The issue arose at the April 18, 1935 Board meeting:

 “ Mrs. Gibbs, Chairman of Girl Scout work among the Negroes reported that  . . . three of the Negro troops asked when they could have uniforms.”

The following came at the November 14, 1935 meeting:

“The request for colored troops to be allowed to wear uniforms was discussed by the Council”,”and Mrs. McConnel, Commissioner, asked Mrs. Gibbs to tell them  it was under consideration.”

The next step came at the April 9, 1936 board meeting:

“ Mrs. Oltrogge read a letter from the Division Committee of the Negro Girl Scouts that their First Class Scouts be permitted to wear the uniform and be given merit badges. 
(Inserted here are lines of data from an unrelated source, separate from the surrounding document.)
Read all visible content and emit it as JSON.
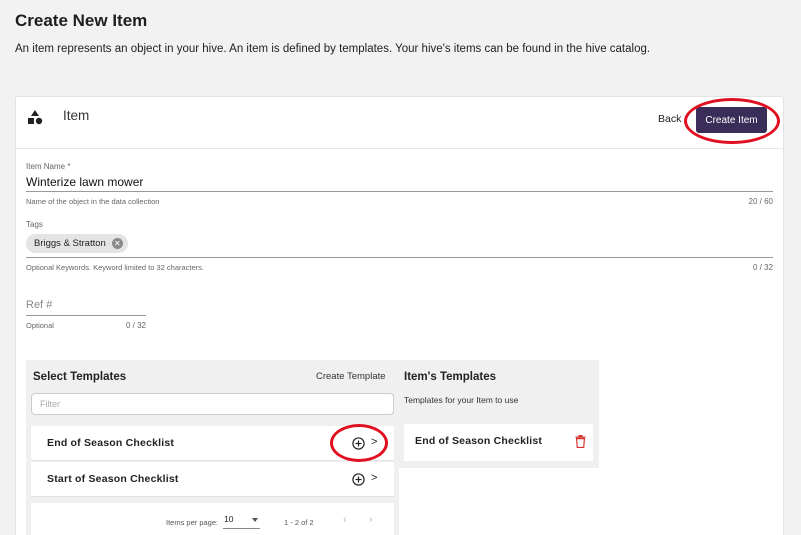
{
  "page": {
    "title": "Create New Item",
    "description": "An item represents an object in your hive. An item is defined by templates. Your hive's items can be found in the hive catalog."
  },
  "card": {
    "icon": "shapes-icon",
    "title": "Item",
    "back_label": "Back",
    "create_label": "Create Item"
  },
  "form": {
    "item_name": {
      "label": "Item Name *",
      "value": "Winterize lawn mower",
      "hint": "Name of the object in the data collection",
      "counter": "20 / 60"
    },
    "tags": {
      "label": "Tags",
      "chips": [
        "Briggs & Stratton"
      ],
      "hint": "Optional Keywords. Keyword limited to 32 characters.",
      "counter": "0 / 32"
    },
    "ref": {
      "placeholder": "Ref #",
      "hint": "Optional",
      "counter": "0 / 32"
    }
  },
  "select_templates": {
    "title": "Select Templates",
    "create_label": "Create Template",
    "filter_placeholder": "Filter",
    "rows": [
      {
        "name": "End of Season Checklist"
      },
      {
        "name": "Start of Season Checklist"
      }
    ],
    "pager": {
      "items_per_page_label": "Items per page:",
      "items_per_page": "10",
      "range": "1 - 2 of 2",
      "prev": "‹",
      "next": "›"
    }
  },
  "item_templates": {
    "title": "Item's Templates",
    "subtitle": "Templates for your Item to use",
    "rows": [
      {
        "name": "End of Season Checklist"
      }
    ]
  },
  "colors": {
    "primary_button": "#3a2d5a",
    "highlight": "#e01020",
    "delete": "#d8322c"
  }
}
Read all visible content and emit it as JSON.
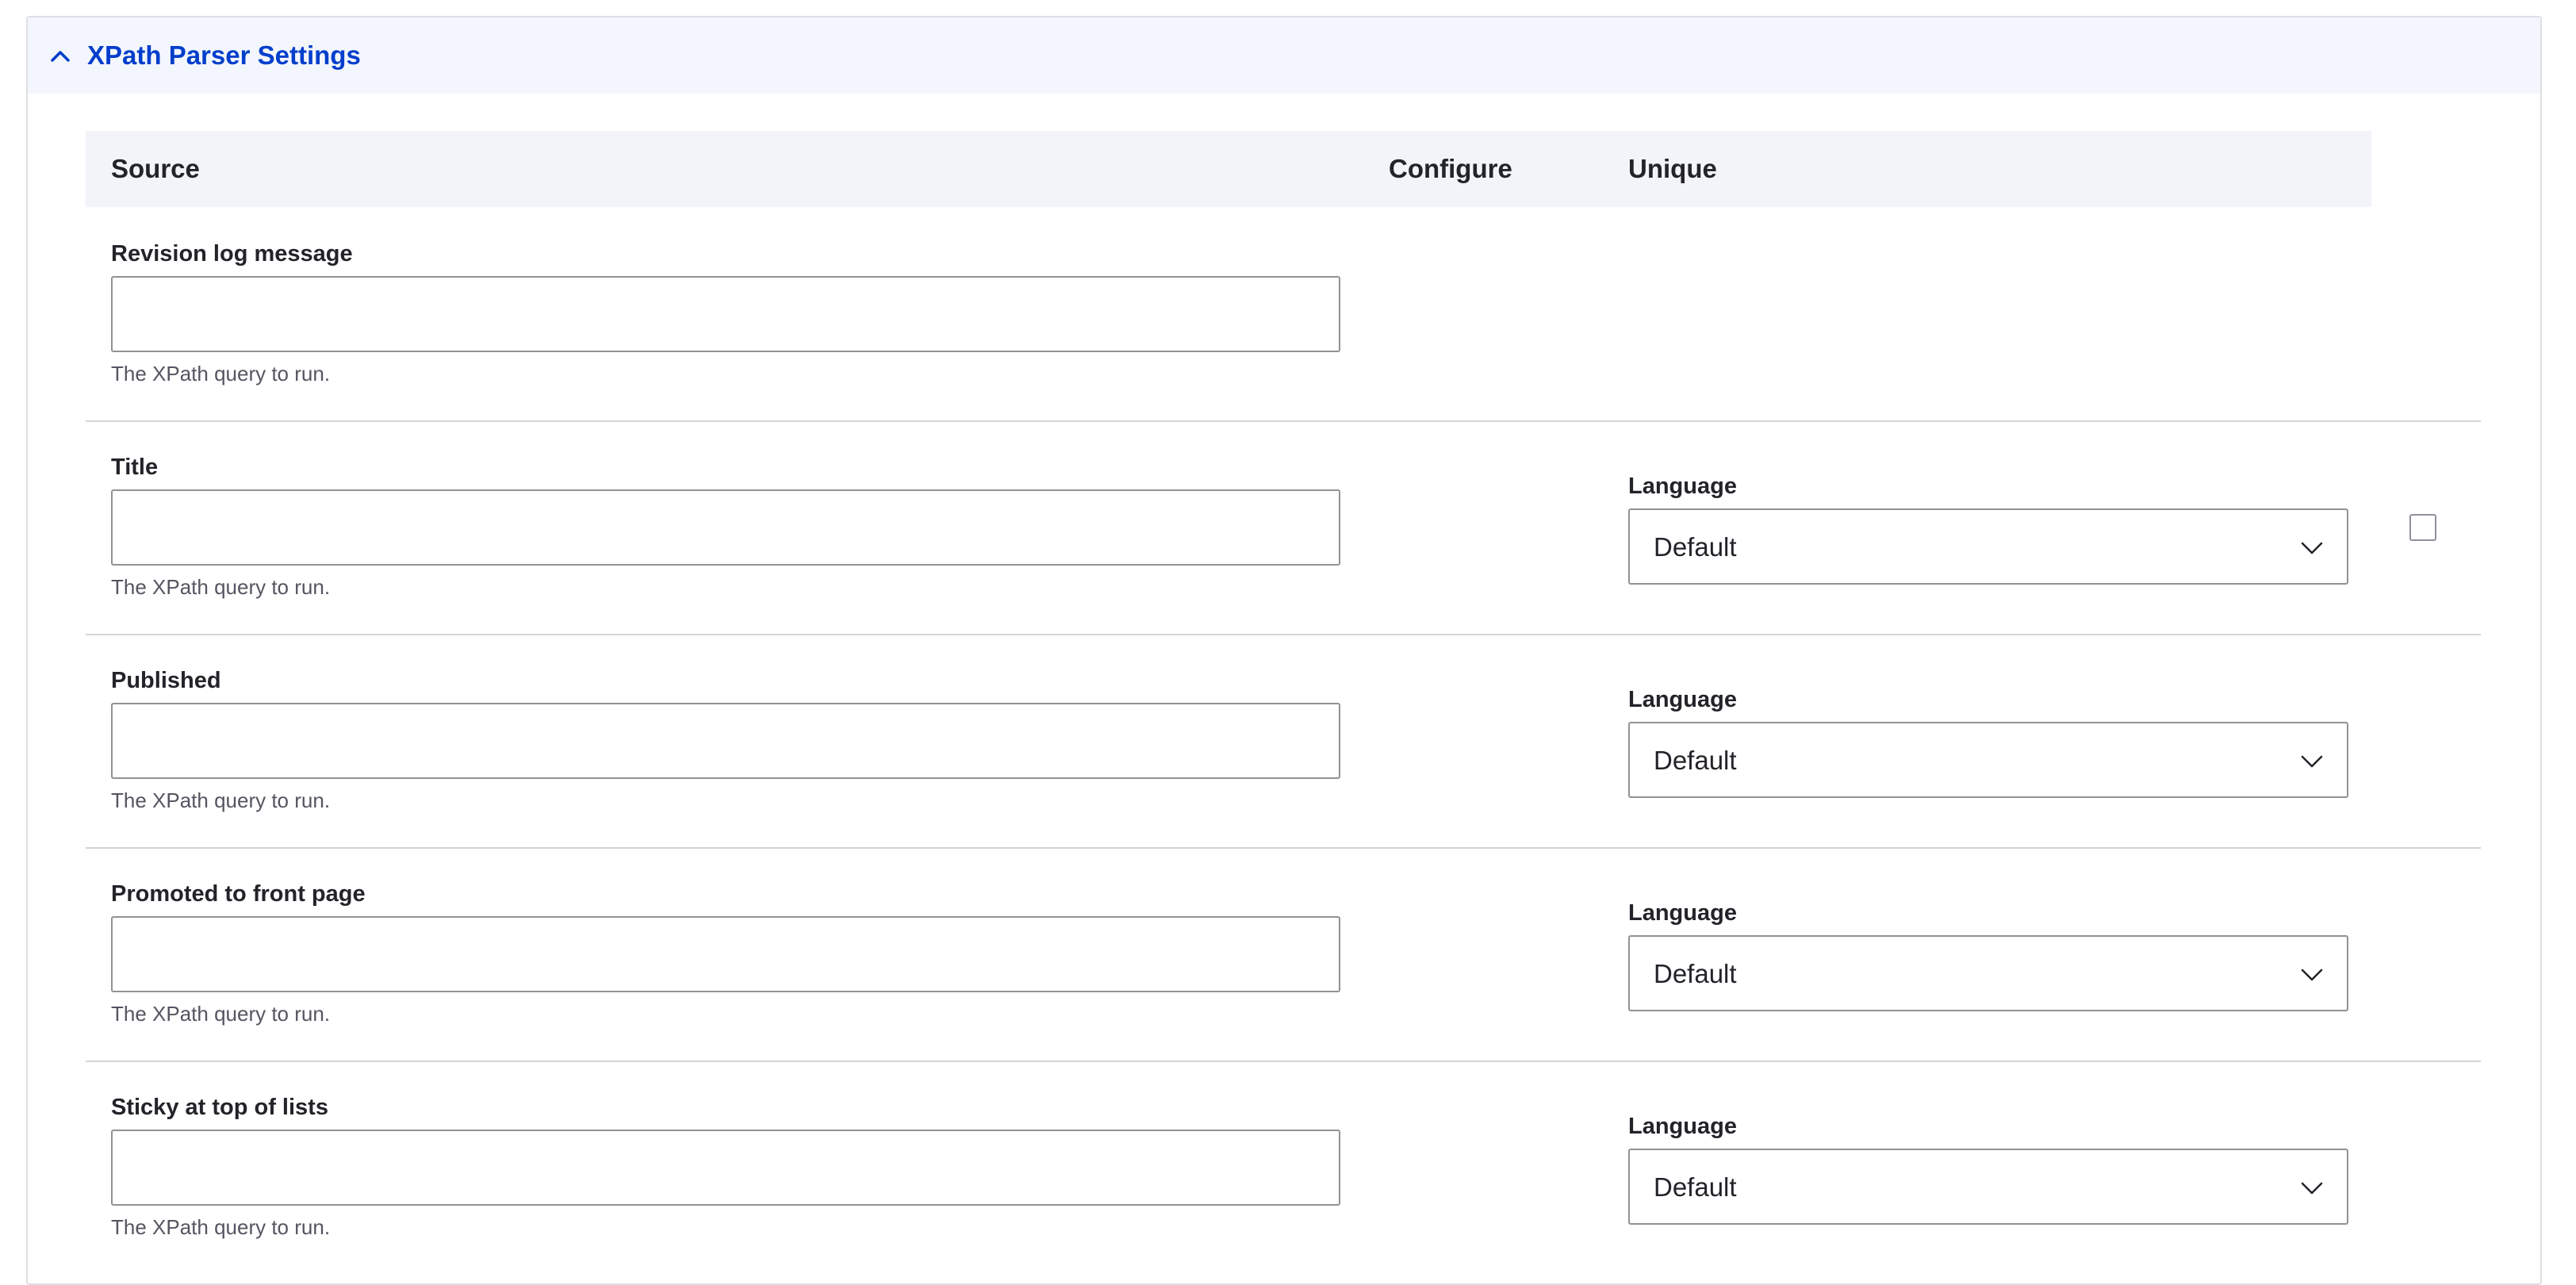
{
  "section": {
    "title": "XPath Parser Settings",
    "expanded": true,
    "accent_color": "#003ecc",
    "toggle_icon": "chevron-up-icon"
  },
  "table": {
    "headers": {
      "source": "Source",
      "configure": "Configure",
      "unique": "Unique"
    },
    "rows": [
      {
        "label": "Revision log message",
        "value": "",
        "description": "The XPath query to run.",
        "has_language": false
      },
      {
        "label": "Title",
        "value": "",
        "description": "The XPath query to run.",
        "has_language": true,
        "language_label": "Language",
        "language_value": "Default",
        "has_unique_checkbox": true,
        "unique_checked": false
      },
      {
        "label": "Published",
        "value": "",
        "description": "The XPath query to run.",
        "has_language": true,
        "language_label": "Language",
        "language_value": "Default"
      },
      {
        "label": "Promoted to front page",
        "value": "",
        "description": "The XPath query to run.",
        "has_language": true,
        "language_label": "Language",
        "language_value": "Default"
      },
      {
        "label": "Sticky at top of lists",
        "value": "",
        "description": "The XPath query to run.",
        "has_language": true,
        "language_label": "Language",
        "language_value": "Default"
      }
    ]
  }
}
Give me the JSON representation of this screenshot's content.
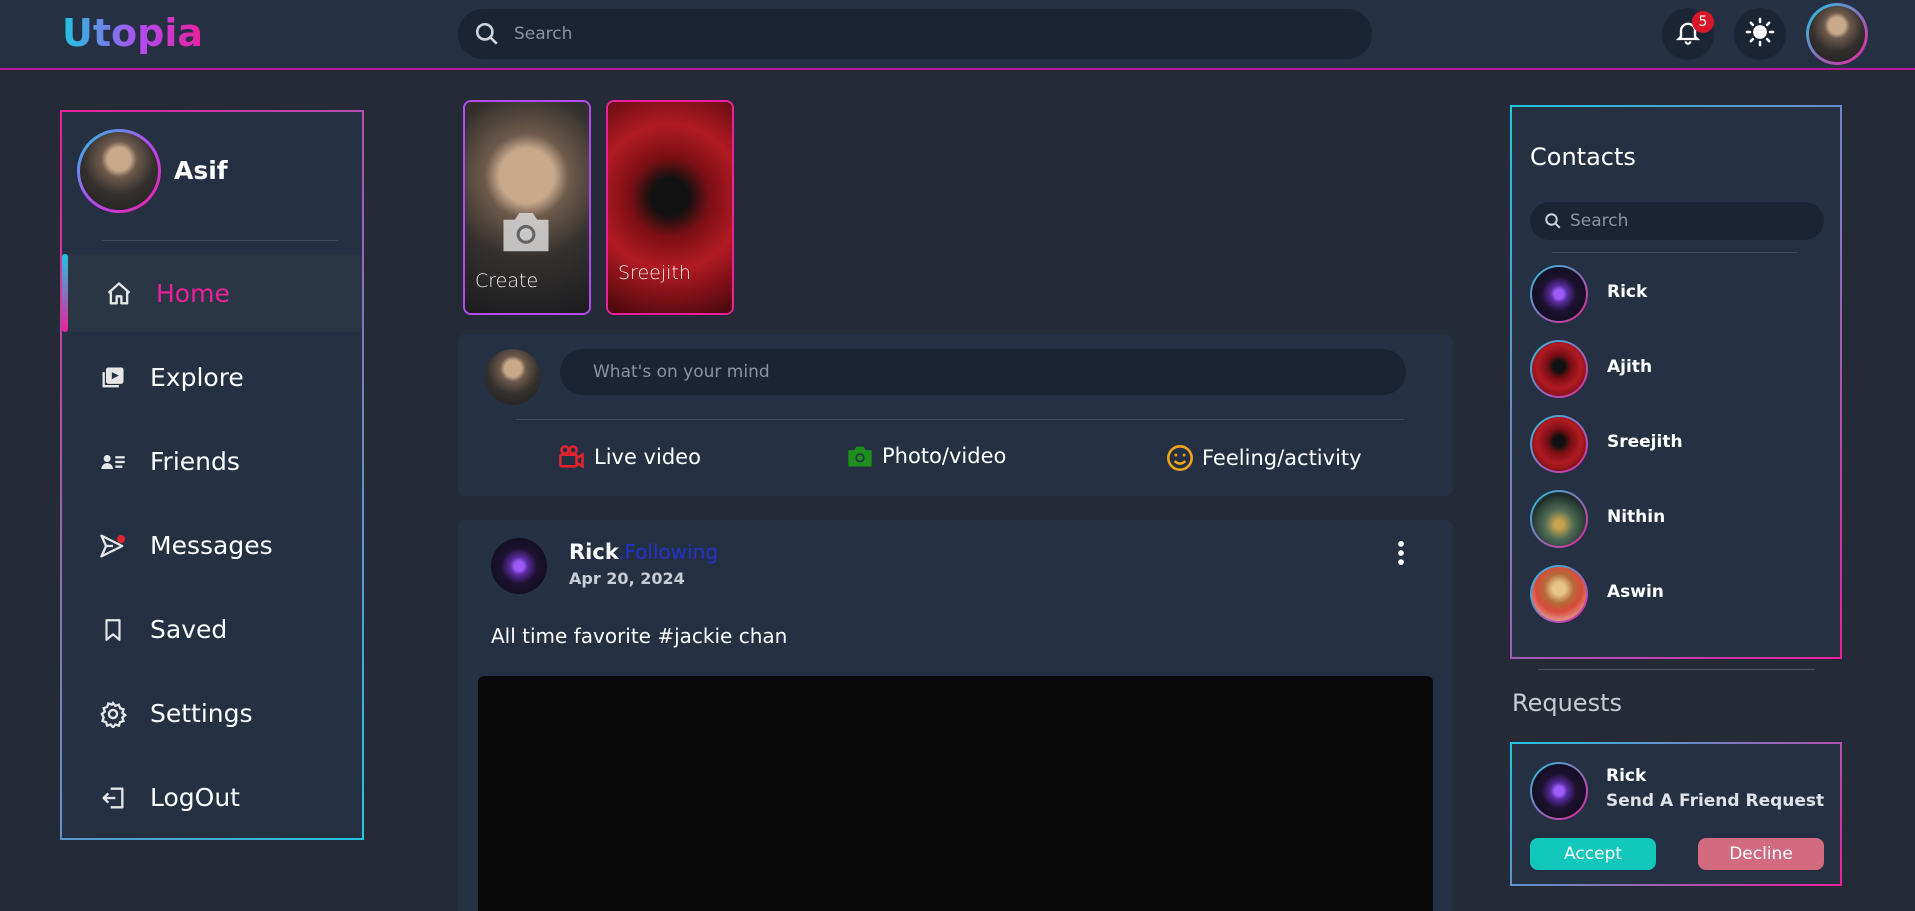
{
  "header": {
    "logo": "Utopia",
    "search_placeholder": "Search",
    "notification_count": "5",
    "icons": {
      "search": "search-icon",
      "bell": "bell-icon",
      "theme": "sun-icon"
    }
  },
  "sidebar": {
    "profile_name": "Asif",
    "items": [
      {
        "label": "Home",
        "icon": "home-icon",
        "active": true
      },
      {
        "label": "Explore",
        "icon": "explore-icon"
      },
      {
        "label": "Friends",
        "icon": "friends-icon"
      },
      {
        "label": "Messages",
        "icon": "messages-icon"
      },
      {
        "label": "Saved",
        "icon": "bookmark-icon"
      },
      {
        "label": "Settings",
        "icon": "gear-icon"
      },
      {
        "label": "LogOut",
        "icon": "logout-icon"
      }
    ]
  },
  "stories": [
    {
      "label": "Create",
      "icon": "camera-icon"
    },
    {
      "label": "Sreejith"
    }
  ],
  "composer": {
    "placeholder": "What's on your mind",
    "actions": [
      {
        "label": "Live video",
        "icon": "video-camera-icon",
        "color": "#e0232f"
      },
      {
        "label": "Photo/video",
        "icon": "camera-icon",
        "color": "#1e8e1e"
      },
      {
        "label": "Feeling/activity",
        "icon": "smile-icon",
        "color": "#f0a21a"
      }
    ]
  },
  "post": {
    "author": "Rick",
    "follow_label": ".Following",
    "date": "Apr 20, 2024",
    "text": "All time favorite #jackie chan",
    "menu_icon": "more-vertical-icon"
  },
  "contacts": {
    "title": "Contacts",
    "search_placeholder": "Search",
    "items": [
      {
        "name": "Rick"
      },
      {
        "name": "Ajith"
      },
      {
        "name": "Sreejith"
      },
      {
        "name": "Nithin"
      },
      {
        "name": "Aswin"
      }
    ]
  },
  "requests": {
    "title": "Requests",
    "items": [
      {
        "name": "Rick",
        "message": "Send A Friend Request",
        "accept_label": "Accept",
        "decline_label": "Decline"
      }
    ]
  },
  "colors": {
    "accent_pink": "#ec1f9c",
    "accent_cyan": "#1fc6e0",
    "background": "#242b37",
    "panel": "#253143"
  }
}
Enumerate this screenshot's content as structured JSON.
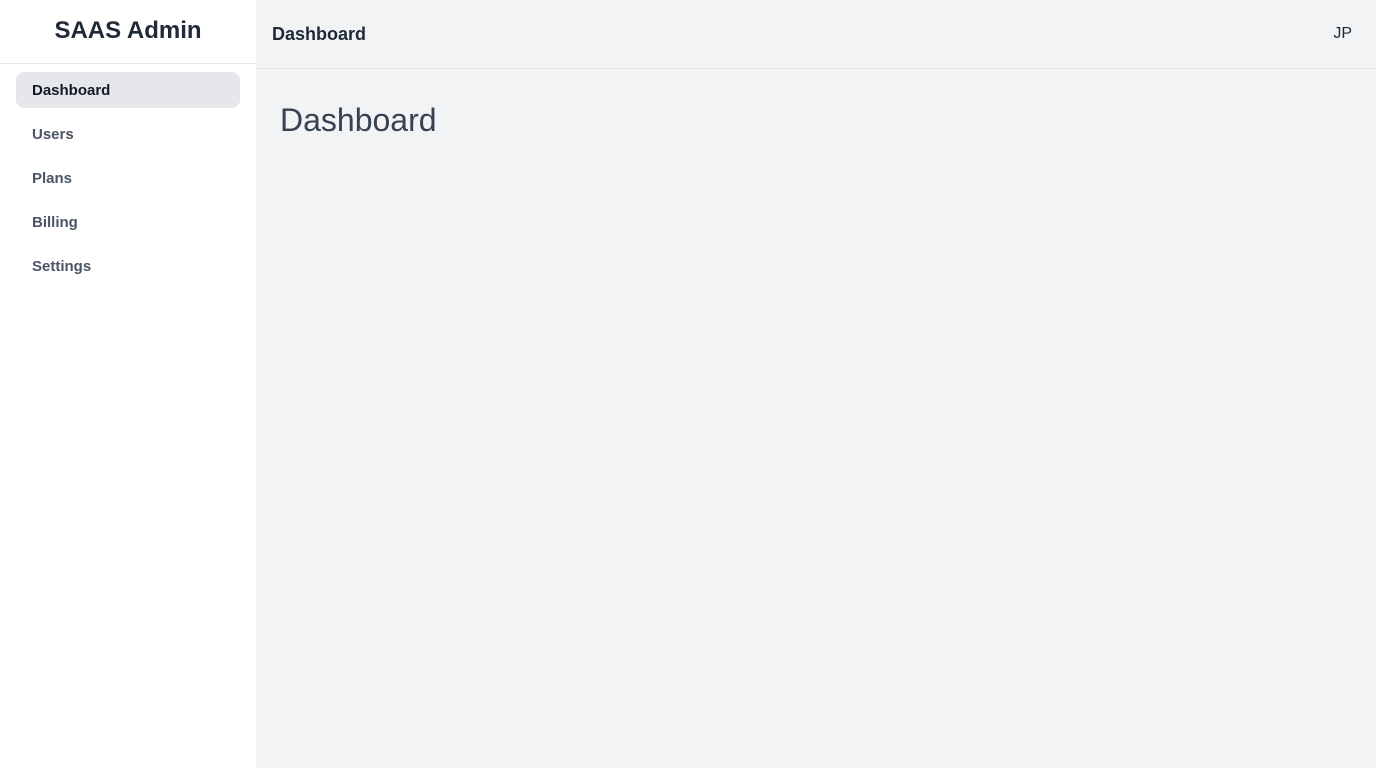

 The Committee recommended that First Class Scouts be permitted to wear uniforms only at their weekly meetings, never downtown.”  

“Mrs. McConnel moved to accept the recommendation of the Negro Committee regarding uniforms. The motion was seconded and carried.”

Finally, on November 9, 1939 African American Girls Scouts achieved their desire: 

“It is recommended by the Interracial Committee  that this Council conform to the practice of other Councils, and permit Negro Scouts, in good standing, to wear the uniform, under the same rulings in effect for other Scouts.  It was moved by Dr. Kline, seconded by Mrs. Taylor, that the recommendation of the Interracial Committee be accepted, and adopted as a policy of this Council.   Motion carried.”

The first Intermediate uniform that African American Girl Scouts wore in 1939 came in two styles: the Thrift Intermediate Girl Scout uniform was silver-green non-Sanforized cotton covert, long-sleeved coat dress. The other Intermediate uniform  was the silver-green Sanforized cotton dress with long, darted sleeves. The Senior Girl Scout uniform in 1939 was a forest-green “Scoutspun” rayon dress with a roll collar, fitted bodice, a long front zipper/GS tab, and a flared skirt.

From the exhibit